THE VIDEO tribute began to roll during the final television timeout yesterday and as soon as Paul Devorski's name flashed on the big screen, boos rained down from all corners of Wells Fargo Center. Devorski was just glad the video didn't play earlier in the third period with fans still hot and bothered after Jake Voracek's 10-minute misconduct. "They said it was coming and they were going to do it right at the start of the third," Devorski said. "The fans were kind of restless right then, so they held off until near the end. It worked out pretty good.
SPORTS
October 18, 2014 | By Keith Pompey, Inquirer Staff Writer
The 76ers have stressed a family atmosphere ever since Sam Hinkie was hired as general manager in May 2013. Thursday was an example of that. Hinkie, coach Brett Brown and forward Luc Mbah a Moute skipped a 111-91 preseason loss to the Boston Celtics to be at the side of injured rookie center Joel Embiid. A native of Cameroon, Embiid learned Thursday that his brother, Arthur, had died in Africa. The Sixers had no further information. "We are all a family here," said assistant coach Chad Iske, who coached in Brown's place.
NEWS
October 6, 2014 | By Ronnie Polaneczky, Daily News Columnist
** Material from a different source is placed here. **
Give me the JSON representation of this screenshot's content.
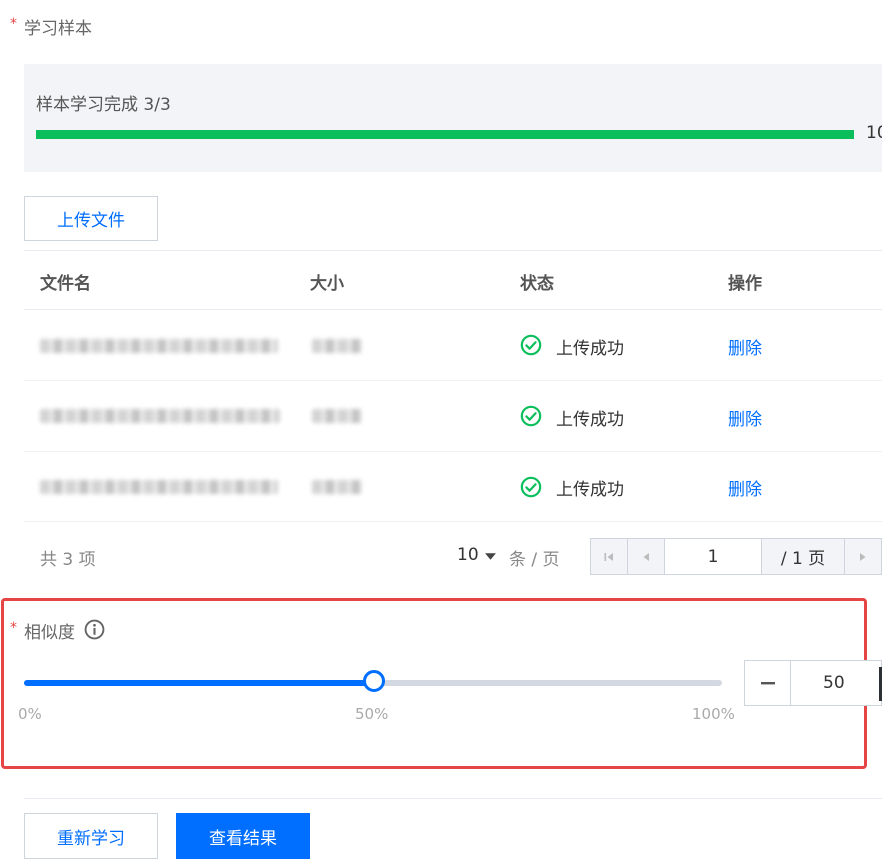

FOR MOST people, what they wear to work usually isn't a life-or-death issue. Unless you're a cop. In that case, you vest up, holster your Glock, secure your handcuffs, test your radio and pray to get home in one piece. But what if you're a cop assigned to the city's Police Athletic League? Is all of that gear necessary when your shift consists of helping kids with homework, prepping them for chess playoffs, reffing a basketball game or coaching flag football? I wouldn't think so. But I'm not Lt. Bill Eddis, PAL's commanding officer.
SPORTS
October 1, 2014 | By Mike Jensen, Inquirer Columnist
Samantha Davis was still in high school at Bishop McDevitt when her father would bring home tapes of football games he had officiated and review them. Sometimes during these film sessions, she would walk by and say, "Wasn't that a penalty?" And her father would tell her, "You should do this. " Davis is a 2014 La Salle University graduate who, in addition to taking her father's advice, is now taking graduate school classes in history at La Salle. She spends her weekends looking for pass interference and works a side job on the sideline at Eagles games.
1 | 2 | 3 | 4 | 5 | Next »
|
|
|
|
|